**Exercise brief**
Set the data down once more, in full and exactly.

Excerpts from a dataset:
________________________________________
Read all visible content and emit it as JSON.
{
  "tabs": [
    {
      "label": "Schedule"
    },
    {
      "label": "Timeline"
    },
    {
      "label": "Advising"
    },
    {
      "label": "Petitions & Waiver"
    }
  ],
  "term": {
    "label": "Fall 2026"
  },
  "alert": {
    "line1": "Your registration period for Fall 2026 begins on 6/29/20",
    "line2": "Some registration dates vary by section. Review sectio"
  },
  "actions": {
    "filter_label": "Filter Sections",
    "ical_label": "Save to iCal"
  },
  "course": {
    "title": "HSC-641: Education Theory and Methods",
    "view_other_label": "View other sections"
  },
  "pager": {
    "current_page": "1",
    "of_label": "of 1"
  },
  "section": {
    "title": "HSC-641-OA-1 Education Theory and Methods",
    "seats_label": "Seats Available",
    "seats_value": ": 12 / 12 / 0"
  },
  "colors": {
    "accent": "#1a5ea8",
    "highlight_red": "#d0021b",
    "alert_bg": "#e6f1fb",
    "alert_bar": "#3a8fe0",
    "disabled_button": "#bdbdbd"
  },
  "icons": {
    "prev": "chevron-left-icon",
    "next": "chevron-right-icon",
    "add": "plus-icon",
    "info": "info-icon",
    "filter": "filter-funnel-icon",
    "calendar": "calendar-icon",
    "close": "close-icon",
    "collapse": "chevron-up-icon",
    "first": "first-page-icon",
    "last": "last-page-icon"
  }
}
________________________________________
**Task result**
Read all visible content and emit it as JSON.
{
  "tabs": [
    {
      "label": "Schedule"
    },
    {
      "label": "Timeline"
    },
    {
      "label": "Advising"
    },
    {
      "label": "Petitions & Waiver"
    }
  ],
  "term": {
    "label": "Fall 2026"
  },
  "alert": {
    "line1": "Your registration period for Fall 2026 begins on 6/29/20",
    "line2": "Some registration dates vary by section. Review sectio"
  },
  "actions": {
    "filter_label": "Filter Sections",
    "ical_label": "Save to iCal"
  },
  "course": {
    "title": "HSC-641: Education Theory and Methods",
    "view_other_label": "View other sections"
  },
  "pager": {
    "current_page": "1",
    "of_label": "of 1"
  },
  "section": {
    "title": "HSC-641-OA-1 Education Theory and Methods",
    "seats_label": "Seats Available",
    "seats_value": ": 12 / 12 / 0"
  },
  "colors": {
    "accent": "#1a5ea8",
    "highlight_red": "#d0021b",
    "alert_bg": "#e6f1fb",
    "alert_bar": "#3a8fe0",
    "disabled_button": "#bdbdbd"
  },
  "icons": {
    "prev": "chevron-left-icon",
    "next": "chevron-right-icon",
    "add": "plus-icon",
    "info": "info-icon",
    "filter": "filter-funnel-icon",
    "calendar": "calendar-icon",
    "close": "close-icon",
    "collapse": "chevron-up-icon",
    "first": "first-page-icon",
    "last": "last-page-icon"
  }
}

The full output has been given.